You should not make your own formula using a recipe found online or elsewhere, according to the FDA and the AAP. Homemade formulas can be dangerous, leading to contamination and low calcium, the FDA says. Reports of infant deaths using homemade formulas have been reported.
- Check with your baby’s pediatrician for any available sources of formula and if it is ok to switch formulas if necessary. Your babys doctor know what is best for your baby.
- In addition, ask your pediatrician if there are any goats milk formulas that would work
- Check online sources, such as larger online stores that may have formula available. Only purchase from well recognized distributors
- Check social media groups, local WIC offices, parents groups for any available formula.
- Contact the Human Milk Bank of America for guidance
- Locate your local Community Action Association for assistance
- In some instances, if breastfeeding had been discontinued, the La Leche league states that it may be possible to restart breastfeeding, also known as relactation. This would require time, patience, determination, and a cooperative baby, according to their website
- Gerber’s MyGerber Baby Expert : reach a certified nutrition or lactation consultant by phone, text, Facebook Messenger, web chat, or video call, who can help you identify a similar formula that may be more readily available
- Abbott’s Consumer Hotline: call 1-800-986-8540
- Abbott’s urgent product request line : ask your OBGYN or your infant’s pediatrician to submit an urgent product request by downloading and completing the form – PDF
- Reckitt’s Customer Service line: call 1-800 BABY-123 (222-9123)

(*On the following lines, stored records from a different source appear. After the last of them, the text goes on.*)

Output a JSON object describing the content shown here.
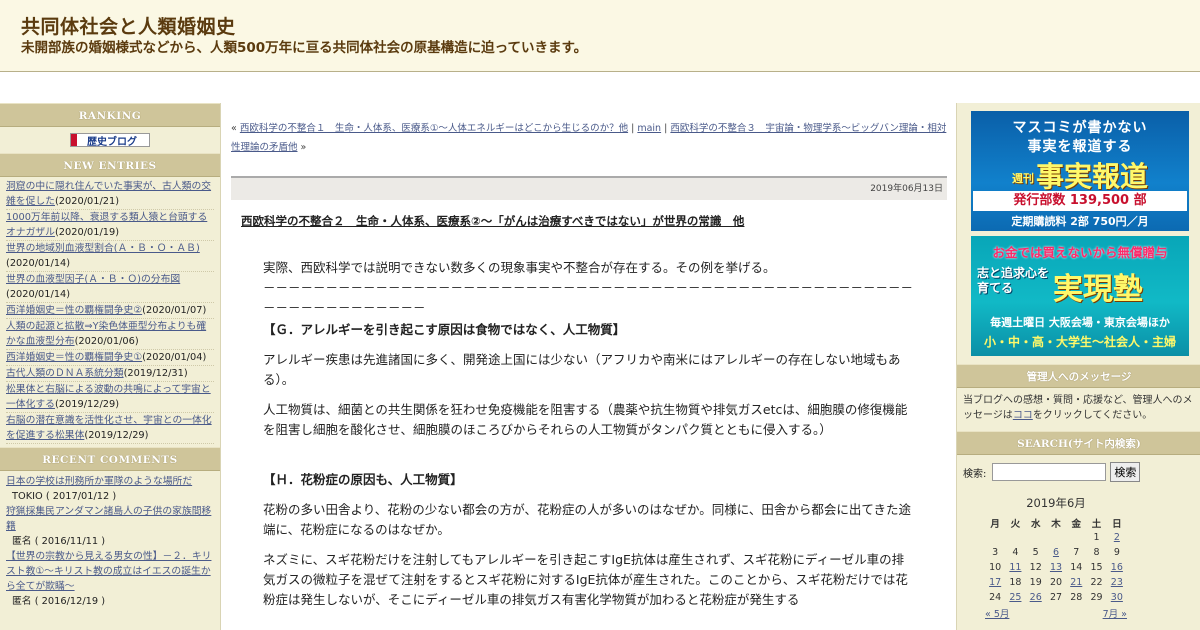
{
  "header": {
    "title": "共同体社会と人類婚姻史",
    "subtitle": "未開部族の婚姻様式などから、人類500万年に亘る共同体社会の原基構造に迫っていきます。"
  },
  "left": {
    "ranking_head": "RANKING",
    "ranking_banner": "歴史ブログ",
    "new_entries_head": "NEW ENTRIES",
    "entries": [
      {
        "title": "洞窟の中に隠れ住んでいた事実が、古人類の交雑を促した",
        "date": "(2020/01/21)"
      },
      {
        "title": "1000万年前以降、衰退する類人猿と台頭するオナガザル",
        "date": "(2020/01/19)"
      },
      {
        "title": "世界の地域別血液型割合(Ａ・Ｂ・Ｏ・ＡＢ)",
        "date": "(2020/01/14)"
      },
      {
        "title": "世界の血液型因子(Ａ・Ｂ・Ｏ)の分布図",
        "date": "(2020/01/14)"
      },
      {
        "title": "西洋婚姻史＝性の覇権闘争史②",
        "date": "(2020/01/07)"
      },
      {
        "title": "人類の起源と拡散⇒Y染色体亜型分布よりも確かな血液型分布",
        "date": "(2020/01/06)"
      },
      {
        "title": "西洋婚姻史＝性の覇権闘争史①",
        "date": "(2020/01/04)"
      },
      {
        "title": "古代人類のＤＮＡ系統分類",
        "date": "(2019/12/31)"
      },
      {
        "title": "松果体と右脳による波動の共鳴によって宇宙と一体化する",
        "date": "(2019/12/29)"
      },
      {
        "title": "右脳の潜在意識を活性化させ、宇宙との一体化を促進する松果体",
        "date": "(2019/12/29)"
      }
    ],
    "recent_comments_head": "RECENT COMMENTS",
    "comments": [
      {
        "title": "日本の学校は刑務所か軍隊のような場所だ",
        "by": "TOKIO ( 2017/01/12 )"
      },
      {
        "title": "狩猟採集民アンダマン諸島人の子供の家族間移籍",
        "by": "匿名 ( 2016/11/11 )"
      },
      {
        "title": "【世界の宗教から見える男女の性】－２．キリスト教①～キリスト教の成立はイエスの誕生から全てが欺瞞～",
        "by": "匿名 ( 2016/12/19 )"
      }
    ]
  },
  "main": {
    "nav_prev": "西欧科学の不整合１　生命・人体系、医療系①～人体エネルギーはどこから生じるのか？他",
    "nav_main": "main",
    "nav_next": "西欧科学の不整合３　宇宙論・物理学系～ビッグバン理論・相対性理論の矛盾他",
    "nav_open": "«",
    "nav_sep": "|",
    "nav_close": "»",
    "date": "2019年06月13日",
    "post_title": "西欧科学の不整合２　生命・人体系、医療系②～「がんは治療すべきではない」が世界の常識　他",
    "paragraphs": {
      "intro": "実際、西欧科学では説明できない数多くの現象事実や不整合が存在する。その例を挙げる。",
      "dash": "－－－－－－－－－－－－－－－－－－－－－－－－－－－－－－－－－－－－－－－－－－－－－－－－－－－－－－－－－－－－－－－－－",
      "heading_g": "【Ｇ．アレルギーを引き起こす原因は食物ではなく、人工物質】",
      "g1": "アレルギー疾患は先進諸国に多く、開発途上国には少ない（アフリカや南米にはアレルギーの存在しない地域もある）。",
      "g2": "人工物質は、細菌との共生関係を狂わせ免疫機能を阻害する（農薬や抗生物質や排気ガスetcは、細胞膜の修復機能を阻害し細胞を酸化させ、細胞膜のほころびからそれらの人工物質がタンパク質とともに侵入する。）",
      "heading_h": "【Ｈ．花粉症の原因も、人工物質】",
      "h1": "花粉の多い田舎より、花粉の少ない都会の方が、花粉症の人が多いのはなぜか。同様に、田舎から都会に出てきた途端に、花粉症になるのはなぜか。",
      "h2": "ネズミに、スギ花粉だけを注射してもアレルギーを引き起こすIgE抗体は産生されず、スギ花粉にディーゼル車の排気ガスの微粒子を混ぜて注射をするとスギ花粉に対するIgE抗体が産生された。このことから、スギ花粉だけでは花粉症は発生しないが、そこにディーゼル車の排気ガス有害化学物質が加わると花粉症が発生する"
    }
  },
  "right": {
    "ad1": {
      "line1": "マスコミが書かない",
      "line2": "事実を報道する",
      "weekly": "週刊",
      "big": "事実報道",
      "line3": "発行部数 139,500 部",
      "line4": "定期購読料 2部 750円／月"
    },
    "ad2": {
      "line1": "お金では買えないから無償贈与",
      "big_left": "志と追求心を育てる",
      "big": "実現塾",
      "line3": "毎週土曜日 大阪会場・東京会場ほか",
      "line4": "小・中・高・大学生～社会人・主婦"
    },
    "admin_head": "管理人へのメッセージ",
    "admin_msg_a": "当ブログへの感想・質問・応援など、管理人へのメッセージは",
    "admin_msg_link": "ココ",
    "admin_msg_b": "をクリックしてください。",
    "search_head": "SEARCH(サイト内検索)",
    "search_label": "検索:",
    "search_value": "",
    "search_button": "検索",
    "calendar": {
      "caption": "2019年6月",
      "weekdays": [
        "月",
        "火",
        "水",
        "木",
        "金",
        "土",
        "日"
      ],
      "weeks": [
        [
          "",
          "",
          "",
          "",
          "",
          "1",
          "2"
        ],
        [
          "3",
          "4",
          "5",
          "6",
          "7",
          "8",
          "9"
        ],
        [
          "10",
          "11",
          "12",
          "13",
          "14",
          "15",
          "16"
        ],
        [
          "17",
          "18",
          "19",
          "20",
          "21",
          "22",
          "23"
        ],
        [
          "24",
          "25",
          "26",
          "27",
          "28",
          "29",
          "30"
        ]
      ],
      "linked": [
        "2",
        "6",
        "11",
        "13",
        "16",
        "17",
        "21",
        "23",
        "25",
        "26",
        "30"
      ],
      "prev": "« 5月",
      "next": "7月 »"
    }
  }
}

Hopefully the formula shortage will be short lived. In the meantime, utilize the above resources to help you find the formula your infant needs. For future reference, once formula is available it is NOT hoarding to buy extra formula and put it away. Just like stocking extra food for the upcoming food shortage our government is telling us about, your infants food supply is a priority.